Connecticut’s fall to the bottom of almost every ranking, along with the decline of its education system and infrastructure, has been steady, relentless, and all the more distressing because our state is endowed with enormous potential. If there’s one thing we all want, regardless of our politics, it’s to see Connecticut rising — as a place to live, work, and retire — to the top where it surely belongs.
For the legislature, that means agreeing on the seriousness of the realities and working together to change them. Progress in three areas this session is achievable and would make a significant difference.
Rail safety. Metro-North’s recent performance, including fatalities, is unacceptable. Connecticut’s contract with the railroad gives it almost no leverage for demanding a halt to safety and performance failures. Connecticut must identify the most rigorous requirements and sanctions imposed on railroads by other states and use every means to apply them to Metro-North, seeking federal intervention if necessary. It should also revise its investment priorities to put rail infrastructure improvements ahead of new projects.
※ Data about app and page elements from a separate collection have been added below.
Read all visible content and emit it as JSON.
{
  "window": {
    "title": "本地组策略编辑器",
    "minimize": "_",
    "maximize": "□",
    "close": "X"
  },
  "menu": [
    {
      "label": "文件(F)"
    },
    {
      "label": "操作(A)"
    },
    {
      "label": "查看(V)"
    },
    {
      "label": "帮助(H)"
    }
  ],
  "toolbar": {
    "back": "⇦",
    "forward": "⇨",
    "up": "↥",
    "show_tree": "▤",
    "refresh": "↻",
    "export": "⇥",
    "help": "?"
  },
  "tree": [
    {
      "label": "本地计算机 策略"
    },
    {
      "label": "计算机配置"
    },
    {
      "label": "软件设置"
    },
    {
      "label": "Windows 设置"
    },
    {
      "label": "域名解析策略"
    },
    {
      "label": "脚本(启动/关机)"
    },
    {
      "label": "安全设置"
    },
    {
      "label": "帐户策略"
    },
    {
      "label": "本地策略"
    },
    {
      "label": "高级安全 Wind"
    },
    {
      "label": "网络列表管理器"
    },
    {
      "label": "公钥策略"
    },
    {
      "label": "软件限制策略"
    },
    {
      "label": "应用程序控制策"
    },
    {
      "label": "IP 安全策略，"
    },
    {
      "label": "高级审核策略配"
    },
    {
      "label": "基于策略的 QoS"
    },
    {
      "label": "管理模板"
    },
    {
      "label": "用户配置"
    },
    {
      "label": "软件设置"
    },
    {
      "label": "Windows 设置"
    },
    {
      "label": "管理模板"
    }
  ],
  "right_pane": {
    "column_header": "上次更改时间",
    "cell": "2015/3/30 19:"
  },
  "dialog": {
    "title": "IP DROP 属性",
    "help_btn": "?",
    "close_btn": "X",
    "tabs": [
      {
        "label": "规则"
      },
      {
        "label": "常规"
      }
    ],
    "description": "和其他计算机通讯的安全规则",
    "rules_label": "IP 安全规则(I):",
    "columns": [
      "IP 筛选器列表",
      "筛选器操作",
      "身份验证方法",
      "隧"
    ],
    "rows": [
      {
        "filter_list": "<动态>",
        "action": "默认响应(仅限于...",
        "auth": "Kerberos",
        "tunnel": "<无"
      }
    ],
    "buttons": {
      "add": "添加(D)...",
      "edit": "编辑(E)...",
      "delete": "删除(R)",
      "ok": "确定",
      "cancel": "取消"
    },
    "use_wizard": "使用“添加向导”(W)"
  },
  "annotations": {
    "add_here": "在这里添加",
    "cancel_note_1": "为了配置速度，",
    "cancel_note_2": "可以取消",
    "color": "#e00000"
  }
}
Education mandate relief. State mandates are dragging the best schools down and keeping struggling schools from improving. The task force created by legislation I introduced last year is developing a mandate relief proposal now. The goal: to allow the best schools to keep improving, and to help all public schools focus on teaching and learning, while making the most efficient use of human and financial resources and saving money in the process.
Reducing state employment costs. While the reasons most often cited for doing this are cutting spending and reducing unfunded liabilities, another is equally valid: protecting the solvency of employee benefit and retirement plans. Other states with precariously unfunded obligations, like Rhode Island and Kentucky, have recognized this, and have worked with active employees to develop solutions. These and others must be assessed for appropriateness here, numbers must be run, and all stakeholders must be involved in crafting a solution.
Because a solution is necessary. Connecticut is burdened with a structural deficit — $2.3 billion for the next biennium – and the country’s second highest unfunded liabilities ratio. With taxpayers stretched to their limits, expanding the tax base is essential. To create the favorable tax structure that can make that happen, the state needs the financial flexibility that comes with reducing its own costs and indebtedness. Only then can it offer a competitive business climate conducive to growth and new jobs and make the infrastructure investments that are fundamental for vibrant commerce and quality of life. The alternative: the state will remain dependent on raising revenues on the existing tax base and face untenable indebtedness, and state employees won’t receive what they’ve been promised.
All that said, can the legislature really get anything done this year? Only old habits, special interests and politics are standing in the way. Put those aside, and 2014 will be the Year of Connecticut Rising. A sight for sore eyes, at last.
State Rep. Gail Lavielle, R-143, represents Wilton, Norwalk and Westport. She is Ranking Member of the General Assembly’s Commerce Committee and a member of the Appropriations, Education, and Higher Education committees.